Cristina C. Celma, Meredith Stewart, Kerstin Wernike, Michael Eschbaumer, Lorenzo Gonzalez-Molleda, Emmanuel Breard, Claudia Schulz, Bernd Hoffmann, Andy Haegeman, Kris De Clercq, Stephan Zientara, P.A. van Rijn, Martin Beer, Polly Roy*

*Corresponding author for this work

Research output: Contribution to journalArticleAcademicpeer-review

15 Citations (Scopus)

Abstract

Bluetongue virus (BTV) is endemic in many parts of the world, often causing severe haemorrhagic disease in livestock. To date, at least 27 different serotypes have been recognized. Vaccination against all serotypes is necessary to protect susceptible animals and to prevent onward spread of the virus by insect vectors.
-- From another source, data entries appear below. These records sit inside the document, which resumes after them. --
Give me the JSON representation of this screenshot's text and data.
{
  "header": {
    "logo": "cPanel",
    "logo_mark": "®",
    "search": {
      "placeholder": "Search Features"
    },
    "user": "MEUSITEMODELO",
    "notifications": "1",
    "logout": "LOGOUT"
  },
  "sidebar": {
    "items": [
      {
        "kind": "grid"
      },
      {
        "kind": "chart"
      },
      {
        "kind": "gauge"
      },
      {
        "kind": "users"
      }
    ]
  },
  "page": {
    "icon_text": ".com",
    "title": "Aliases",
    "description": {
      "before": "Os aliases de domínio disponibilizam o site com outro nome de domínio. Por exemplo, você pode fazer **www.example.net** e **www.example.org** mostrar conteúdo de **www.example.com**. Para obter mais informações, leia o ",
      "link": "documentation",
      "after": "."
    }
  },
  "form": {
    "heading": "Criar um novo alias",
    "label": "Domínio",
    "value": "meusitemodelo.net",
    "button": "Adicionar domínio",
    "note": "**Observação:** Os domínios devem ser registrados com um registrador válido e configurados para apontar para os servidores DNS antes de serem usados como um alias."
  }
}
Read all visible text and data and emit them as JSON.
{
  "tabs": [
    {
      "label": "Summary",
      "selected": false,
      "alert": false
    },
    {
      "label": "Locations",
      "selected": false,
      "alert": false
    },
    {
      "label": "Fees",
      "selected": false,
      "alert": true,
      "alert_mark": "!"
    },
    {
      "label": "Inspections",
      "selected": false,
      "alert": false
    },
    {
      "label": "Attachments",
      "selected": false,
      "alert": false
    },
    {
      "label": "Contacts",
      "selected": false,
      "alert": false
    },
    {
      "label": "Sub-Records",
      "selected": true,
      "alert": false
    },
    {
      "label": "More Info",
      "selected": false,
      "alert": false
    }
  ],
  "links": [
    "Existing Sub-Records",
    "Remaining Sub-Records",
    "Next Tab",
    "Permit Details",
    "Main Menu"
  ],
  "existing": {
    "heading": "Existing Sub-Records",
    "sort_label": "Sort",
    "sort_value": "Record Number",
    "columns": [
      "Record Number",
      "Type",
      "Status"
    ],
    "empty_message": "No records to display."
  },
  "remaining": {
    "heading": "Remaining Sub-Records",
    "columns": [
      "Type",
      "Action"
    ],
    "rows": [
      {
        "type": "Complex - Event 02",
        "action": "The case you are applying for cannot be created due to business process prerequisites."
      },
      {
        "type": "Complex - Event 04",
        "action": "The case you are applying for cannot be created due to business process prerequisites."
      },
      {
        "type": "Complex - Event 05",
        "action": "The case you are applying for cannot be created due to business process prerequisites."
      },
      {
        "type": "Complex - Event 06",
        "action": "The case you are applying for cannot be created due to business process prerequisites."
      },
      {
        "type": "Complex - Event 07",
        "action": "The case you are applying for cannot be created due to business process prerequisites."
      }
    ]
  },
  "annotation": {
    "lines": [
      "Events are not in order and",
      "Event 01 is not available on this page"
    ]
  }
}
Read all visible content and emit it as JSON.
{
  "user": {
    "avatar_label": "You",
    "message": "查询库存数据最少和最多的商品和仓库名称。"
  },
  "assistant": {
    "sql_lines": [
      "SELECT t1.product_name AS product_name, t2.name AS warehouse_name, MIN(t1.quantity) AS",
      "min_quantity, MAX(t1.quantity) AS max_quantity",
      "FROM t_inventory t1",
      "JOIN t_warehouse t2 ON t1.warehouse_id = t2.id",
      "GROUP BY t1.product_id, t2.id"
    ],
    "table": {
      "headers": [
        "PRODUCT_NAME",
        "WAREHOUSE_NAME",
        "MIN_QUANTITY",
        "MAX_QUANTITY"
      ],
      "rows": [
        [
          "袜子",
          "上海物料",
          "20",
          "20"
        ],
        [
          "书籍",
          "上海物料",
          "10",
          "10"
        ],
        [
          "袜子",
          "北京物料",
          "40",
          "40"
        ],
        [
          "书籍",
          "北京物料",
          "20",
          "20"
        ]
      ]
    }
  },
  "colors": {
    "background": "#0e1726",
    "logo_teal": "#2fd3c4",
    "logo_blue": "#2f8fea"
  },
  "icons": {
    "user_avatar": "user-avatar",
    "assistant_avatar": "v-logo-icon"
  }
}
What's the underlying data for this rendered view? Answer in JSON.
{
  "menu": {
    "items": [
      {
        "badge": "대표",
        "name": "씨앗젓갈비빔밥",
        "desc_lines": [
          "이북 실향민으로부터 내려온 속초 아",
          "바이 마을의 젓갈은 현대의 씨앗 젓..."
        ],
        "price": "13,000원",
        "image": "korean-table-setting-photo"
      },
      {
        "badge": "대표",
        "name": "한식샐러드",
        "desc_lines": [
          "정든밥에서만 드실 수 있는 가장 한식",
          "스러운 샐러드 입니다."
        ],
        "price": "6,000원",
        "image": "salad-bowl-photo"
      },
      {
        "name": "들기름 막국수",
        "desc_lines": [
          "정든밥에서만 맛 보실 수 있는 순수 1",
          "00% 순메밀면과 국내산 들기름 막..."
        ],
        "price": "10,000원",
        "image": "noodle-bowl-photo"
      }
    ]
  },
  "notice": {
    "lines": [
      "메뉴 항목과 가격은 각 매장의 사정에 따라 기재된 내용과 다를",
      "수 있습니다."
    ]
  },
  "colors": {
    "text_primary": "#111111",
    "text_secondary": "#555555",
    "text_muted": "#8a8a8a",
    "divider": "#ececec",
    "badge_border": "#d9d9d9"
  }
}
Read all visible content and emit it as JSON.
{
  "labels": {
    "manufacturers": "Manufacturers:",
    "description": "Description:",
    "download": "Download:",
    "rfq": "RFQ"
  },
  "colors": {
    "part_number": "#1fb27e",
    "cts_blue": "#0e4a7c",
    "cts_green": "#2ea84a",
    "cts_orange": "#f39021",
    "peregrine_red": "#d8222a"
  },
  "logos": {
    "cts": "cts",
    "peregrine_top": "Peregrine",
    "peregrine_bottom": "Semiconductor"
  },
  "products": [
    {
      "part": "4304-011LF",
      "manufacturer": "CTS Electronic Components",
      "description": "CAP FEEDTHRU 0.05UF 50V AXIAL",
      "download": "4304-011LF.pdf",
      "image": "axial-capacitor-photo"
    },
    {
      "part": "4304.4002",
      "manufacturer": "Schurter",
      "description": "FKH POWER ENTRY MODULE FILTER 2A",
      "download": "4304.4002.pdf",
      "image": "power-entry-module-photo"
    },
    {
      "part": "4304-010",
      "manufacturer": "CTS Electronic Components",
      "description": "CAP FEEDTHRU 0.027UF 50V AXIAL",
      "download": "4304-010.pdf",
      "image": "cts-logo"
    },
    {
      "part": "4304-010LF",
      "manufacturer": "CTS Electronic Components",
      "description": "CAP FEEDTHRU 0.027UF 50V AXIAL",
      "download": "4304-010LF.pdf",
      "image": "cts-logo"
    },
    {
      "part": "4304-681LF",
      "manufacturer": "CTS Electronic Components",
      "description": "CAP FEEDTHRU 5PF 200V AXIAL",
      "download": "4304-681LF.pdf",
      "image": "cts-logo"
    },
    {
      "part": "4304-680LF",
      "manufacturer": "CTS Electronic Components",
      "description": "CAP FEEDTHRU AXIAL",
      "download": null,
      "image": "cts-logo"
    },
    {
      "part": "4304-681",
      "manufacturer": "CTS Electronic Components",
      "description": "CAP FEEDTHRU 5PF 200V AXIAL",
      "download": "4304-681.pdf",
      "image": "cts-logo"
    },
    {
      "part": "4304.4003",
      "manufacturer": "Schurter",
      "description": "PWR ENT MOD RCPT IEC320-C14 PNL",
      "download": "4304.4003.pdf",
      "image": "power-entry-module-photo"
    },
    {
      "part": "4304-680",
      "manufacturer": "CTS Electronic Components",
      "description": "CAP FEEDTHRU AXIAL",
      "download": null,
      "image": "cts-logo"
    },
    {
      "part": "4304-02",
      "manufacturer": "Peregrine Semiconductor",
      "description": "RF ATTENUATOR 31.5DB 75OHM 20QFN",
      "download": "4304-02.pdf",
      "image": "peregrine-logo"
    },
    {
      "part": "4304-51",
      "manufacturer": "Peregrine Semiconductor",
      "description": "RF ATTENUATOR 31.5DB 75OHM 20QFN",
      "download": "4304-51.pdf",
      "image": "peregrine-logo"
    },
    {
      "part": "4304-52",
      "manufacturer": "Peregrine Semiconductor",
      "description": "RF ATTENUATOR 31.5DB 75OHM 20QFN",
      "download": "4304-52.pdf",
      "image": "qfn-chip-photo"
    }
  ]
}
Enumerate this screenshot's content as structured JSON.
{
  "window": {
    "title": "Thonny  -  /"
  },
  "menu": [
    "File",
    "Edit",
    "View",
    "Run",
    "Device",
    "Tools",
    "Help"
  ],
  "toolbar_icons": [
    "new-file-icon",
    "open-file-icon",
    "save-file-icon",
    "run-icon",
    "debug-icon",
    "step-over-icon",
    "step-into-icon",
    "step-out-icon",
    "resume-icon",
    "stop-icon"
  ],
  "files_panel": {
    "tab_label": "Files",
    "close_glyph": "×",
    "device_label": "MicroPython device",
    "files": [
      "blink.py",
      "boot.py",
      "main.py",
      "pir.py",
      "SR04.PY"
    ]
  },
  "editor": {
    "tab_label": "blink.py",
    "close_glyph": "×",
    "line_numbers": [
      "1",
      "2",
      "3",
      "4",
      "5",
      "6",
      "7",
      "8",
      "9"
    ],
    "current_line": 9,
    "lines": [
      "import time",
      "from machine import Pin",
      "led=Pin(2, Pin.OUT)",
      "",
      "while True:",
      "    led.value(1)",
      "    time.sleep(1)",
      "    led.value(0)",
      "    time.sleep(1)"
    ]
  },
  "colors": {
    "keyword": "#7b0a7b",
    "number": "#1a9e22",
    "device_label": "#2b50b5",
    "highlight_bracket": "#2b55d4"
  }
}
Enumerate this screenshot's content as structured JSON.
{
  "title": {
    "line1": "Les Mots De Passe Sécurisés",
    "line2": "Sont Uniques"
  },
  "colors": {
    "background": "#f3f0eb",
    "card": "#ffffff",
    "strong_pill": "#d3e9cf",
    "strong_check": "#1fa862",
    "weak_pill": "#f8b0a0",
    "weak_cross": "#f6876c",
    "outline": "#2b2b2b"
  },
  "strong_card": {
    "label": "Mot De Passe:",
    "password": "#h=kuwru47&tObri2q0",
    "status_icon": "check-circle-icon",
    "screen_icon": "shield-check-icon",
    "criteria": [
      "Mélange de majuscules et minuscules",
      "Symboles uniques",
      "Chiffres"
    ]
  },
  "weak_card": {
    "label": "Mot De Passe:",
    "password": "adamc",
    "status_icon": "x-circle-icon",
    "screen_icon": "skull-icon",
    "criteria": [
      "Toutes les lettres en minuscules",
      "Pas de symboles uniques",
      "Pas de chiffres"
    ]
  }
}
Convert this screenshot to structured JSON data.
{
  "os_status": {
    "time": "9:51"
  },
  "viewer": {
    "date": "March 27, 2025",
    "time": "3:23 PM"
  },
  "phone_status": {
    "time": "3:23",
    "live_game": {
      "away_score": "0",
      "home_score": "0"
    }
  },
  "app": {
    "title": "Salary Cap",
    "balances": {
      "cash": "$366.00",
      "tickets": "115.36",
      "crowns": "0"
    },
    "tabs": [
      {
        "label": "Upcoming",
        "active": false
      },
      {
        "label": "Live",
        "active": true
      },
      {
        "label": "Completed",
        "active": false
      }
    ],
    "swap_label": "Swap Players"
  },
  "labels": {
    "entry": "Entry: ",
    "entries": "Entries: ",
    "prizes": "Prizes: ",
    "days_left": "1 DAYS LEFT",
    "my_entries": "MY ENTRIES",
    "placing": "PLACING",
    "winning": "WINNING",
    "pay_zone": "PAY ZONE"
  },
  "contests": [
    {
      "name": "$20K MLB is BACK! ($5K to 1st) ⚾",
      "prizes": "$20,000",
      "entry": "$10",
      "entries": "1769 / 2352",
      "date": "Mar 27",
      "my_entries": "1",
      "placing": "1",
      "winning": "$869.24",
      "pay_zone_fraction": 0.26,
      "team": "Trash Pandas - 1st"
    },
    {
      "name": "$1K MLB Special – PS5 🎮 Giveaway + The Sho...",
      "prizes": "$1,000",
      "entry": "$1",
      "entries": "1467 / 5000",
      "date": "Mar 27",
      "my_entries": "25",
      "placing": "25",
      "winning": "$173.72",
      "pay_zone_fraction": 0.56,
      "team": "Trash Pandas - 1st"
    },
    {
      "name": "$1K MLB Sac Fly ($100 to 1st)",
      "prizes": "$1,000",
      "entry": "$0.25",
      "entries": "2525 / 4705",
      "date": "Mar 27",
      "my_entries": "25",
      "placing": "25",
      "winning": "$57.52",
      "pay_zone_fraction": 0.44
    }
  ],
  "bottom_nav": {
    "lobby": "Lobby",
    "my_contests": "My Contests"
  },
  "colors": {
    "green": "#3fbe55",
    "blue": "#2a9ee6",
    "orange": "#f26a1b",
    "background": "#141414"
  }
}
In our previous studies, we generated replication-deficient (DISC) virus strains for a number of serotypes and reported preliminary data on their protective efficacy in animals. In this report, to advance the DISC vaccines to the marketplace, we investigated different parameters of these DISC vaccines. First, we demonstrated the genetic stabilities of these vaccine strains and also the complementing cell line. Subsequently, the optimal storage conditions of vaccines, including additives, temperature and desiccation were determined and their protective efficacies in animals confirmed. Further, to test if mixtures of different vaccine strains could be tolerated, we tested cocktails of DISC vaccines in combinations of three or six different serotypes in sheep and cattle, the two natural hosts of BTV. Groups of sheep vaccinated with a cocktail of six different vaccines were completely protected from challenge with individual virulent serotypes, both in early challenge or after five months' challenge without any clinical disease. There was no interference in protection between the different vaccines. Protection was also achieved in cattle with a mixture of three vaccine strains, albeit at a lesser level than sheep. Our data support and validate the suitability of these virus strains as the next generation vaccines for BTV.
Original languageEnglish
Article numbere01892-16
JournalJournal of Virology
Volume91
Issue number2
DOIs
Publication statusPublished - 2017

Fingerprint Dive into the research topics of 'Replication-Deficient Particles: New Insights into the Next Generation of Bleutongue Virus Vaccines'. Together they form a unique fingerprint.

Cite this